The Bread Winner by Arvella Whitmore
The Baby-Sitters Club by Ann M. Martin
The Penderwicks by Jeanne Birdsall
Ruby Holler by Sharon Creech
The Lightning Thief by Rick Riordan
Kavik the Wolf Dog by Walt Morey
Middle School (7th grade+)
Summer of My German Soldier by Bette Green
To Kill a Mockingbird by Harper Lee
Fever 1793 by Laurie Halse Anderson
The Sisterhood of the Traveling Pants by Ann Brashares
The Summer of the Swans Betsy Byars
For younger readers, try The Boxcar Children series by Gertrude Chandler Warner specifically #2 in the series. I could not remember for sure, but I think some of the Ivy and Bean books by Barrow take place during the summer as well as some of the Judy Moody by McDonald. Now that Mr. Star Wars and Miss Priss are beyond the early chapter books (sniff), my radar is not as good for these younger titles.

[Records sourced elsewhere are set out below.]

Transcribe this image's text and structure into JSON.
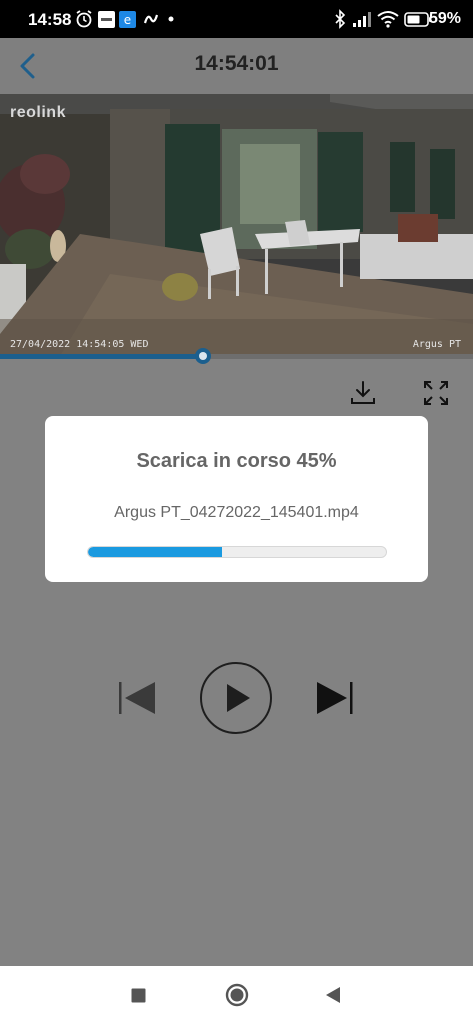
{
  "status_bar": {
    "time": "14:58",
    "battery_text": "59%"
  },
  "header": {
    "title": "14:54:01"
  },
  "video": {
    "logo_text": "reolink",
    "timestamp_overlay": "27/04/2022 14:54:05 WED",
    "camera_name_overlay": "Argus PT",
    "playback_progress_fraction": 0.43
  },
  "actions": {
    "download_icon": "download-icon",
    "fullscreen_icon": "fullscreen-icon"
  },
  "dialog": {
    "title": "Scarica in corso 45%",
    "filename": "Argus PT_04272022_145401.mp4",
    "progress_fraction": 0.45,
    "accent_color": "#1a9ae0"
  },
  "controls": {
    "previous_icon": "skip-previous-icon",
    "play_icon": "play-icon",
    "next_icon": "skip-next-icon"
  },
  "nav": {
    "recents_icon": "square-icon",
    "home_icon": "circle-icon",
    "back_icon": "triangle-back-icon"
  },
  "colors": {
    "dim_background": "#828282",
    "player_accent": "#1b5f8e",
    "header_back": "#1f5f8c"
  }
}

The three dreaded pieces of a reading assignment to any student. Most students take a stab at a word in the first sentence to find topic and main idea and then pick something from the middle for a detail. There’s a 50/50 chance they will get partial points using that strategy. Well, hold on to your hats; I have a better way.
I attended another professional development class from my favorite source for good reading strategies– KUCRL. This time, I got some tips for helping students identify topic, main, idea, and detail.

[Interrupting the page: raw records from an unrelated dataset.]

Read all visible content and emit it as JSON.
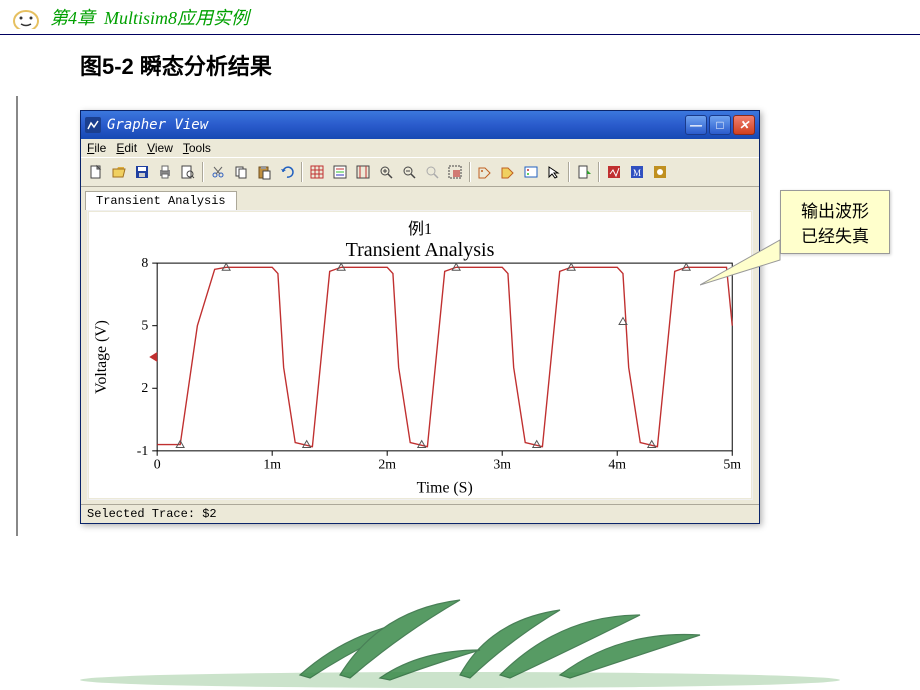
{
  "header": {
    "chapter": "第4章",
    "subject": "Multisim8应用实例"
  },
  "figure_caption": "图5-2 瞬态分析结果",
  "window": {
    "title": "Grapher View",
    "menu": {
      "file": "File",
      "edit": "Edit",
      "view": "View",
      "tools": "Tools"
    },
    "tab": "Transient Analysis",
    "plot_header1": "例1",
    "plot_header2": "Transient Analysis",
    "ylabel": "Voltage (V)",
    "xlabel": "Time (S)",
    "status": "Selected Trace: $2"
  },
  "callout": {
    "line1": "输出波形",
    "line2": "已经失真"
  },
  "chart_data": {
    "type": "line",
    "title": "Transient Analysis",
    "xlabel": "Time (S)",
    "ylabel": "Voltage (V)",
    "xlim": [
      0,
      0.005
    ],
    "ylim": [
      -1,
      8
    ],
    "xticks_labels": [
      "0",
      "1m",
      "2m",
      "3m",
      "4m",
      "5m"
    ],
    "yticks": [
      -1,
      2,
      5,
      8
    ],
    "series": [
      {
        "name": "$2",
        "color": "#c03030",
        "x": [
          0,
          0.0001,
          0.0002,
          0.00035,
          0.0005,
          0.0006,
          0.001,
          0.00105,
          0.0011,
          0.0012,
          0.00135,
          0.0015,
          0.0016,
          0.002,
          0.00205,
          0.0021,
          0.0022,
          0.00235,
          0.0025,
          0.0026,
          0.003,
          0.00305,
          0.0031,
          0.0032,
          0.00335,
          0.0035,
          0.0036,
          0.004,
          0.00405,
          0.0041,
          0.0042,
          0.00435,
          0.0045,
          0.0046,
          0.00495,
          0.005
        ],
        "y": [
          -0.7,
          -0.7,
          -0.7,
          5.0,
          7.7,
          7.8,
          7.8,
          7.5,
          3.0,
          -0.6,
          -0.8,
          7.6,
          7.8,
          7.8,
          7.5,
          3.0,
          -0.6,
          -0.8,
          7.6,
          7.8,
          7.8,
          7.5,
          3.0,
          -0.6,
          -0.8,
          7.6,
          7.8,
          7.8,
          7.5,
          3.0,
          -0.6,
          -0.8,
          7.6,
          7.8,
          7.8,
          5.0
        ]
      }
    ],
    "markers": [
      {
        "x": 0.0002,
        "y": -0.7
      },
      {
        "x": 0.0006,
        "y": 7.8
      },
      {
        "x": 0.0013,
        "y": -0.7
      },
      {
        "x": 0.0016,
        "y": 7.8
      },
      {
        "x": 0.0023,
        "y": -0.7
      },
      {
        "x": 0.0026,
        "y": 7.8
      },
      {
        "x": 0.0033,
        "y": -0.7
      },
      {
        "x": 0.0036,
        "y": 7.8
      },
      {
        "x": 0.00405,
        "y": 5.2
      },
      {
        "x": 0.0043,
        "y": -0.7
      },
      {
        "x": 0.0046,
        "y": 7.8
      }
    ]
  }
}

To find the topic of a paragraph or article, use the sentence prompt, “This paragraph/article is about _____.” The one or two words that complete the sentence is the topic. If a student is still lost, the topic will often appear in the title and/or first or last sentence of the paragraph, so look there while using the prompt.
To find a main idea within a paragraph, locate the topic first. Then ask yourself, “What does this paragraph tell me about the topic?” Insert your topic at the end of the question. The answer to your question is the main idea.
To find important details, use the main idea. Ask yourself, “What is specific information about the main idea?” Insert your main idea at the end of the question. The ideas that answer the question are the key details.
Read the paragraph and give it a try.
Topic: This paragraph is about ice cream sundaes.
Main Idea: What does this paragraph tell me about ice cream sundaes? This paragraph talks about sundae ingredients. The main idea is ice cream sundae ingredients.
Details: What is specific information about the ingredients? Key details are ice cream flavors, sauces, and different kinds of toppings.
These prompts help with standardized test preparation for reading comprehension. They also work well when looking for the important “stuff” while reading textbooks. Finally, this is a great way to pick out the essential information in any non-fiction reading assignment. It provides a structured way for students to weed out non-important details and zero in on the meat of the text in order to take notes for research projects or preparing for class discussion and tests.
If you are looking for teaching materials that help with these skills, visit my Teachers Pay Teachers store to purchase activities that reinforce reading skills like topic, main idea, details, and paraphrasing.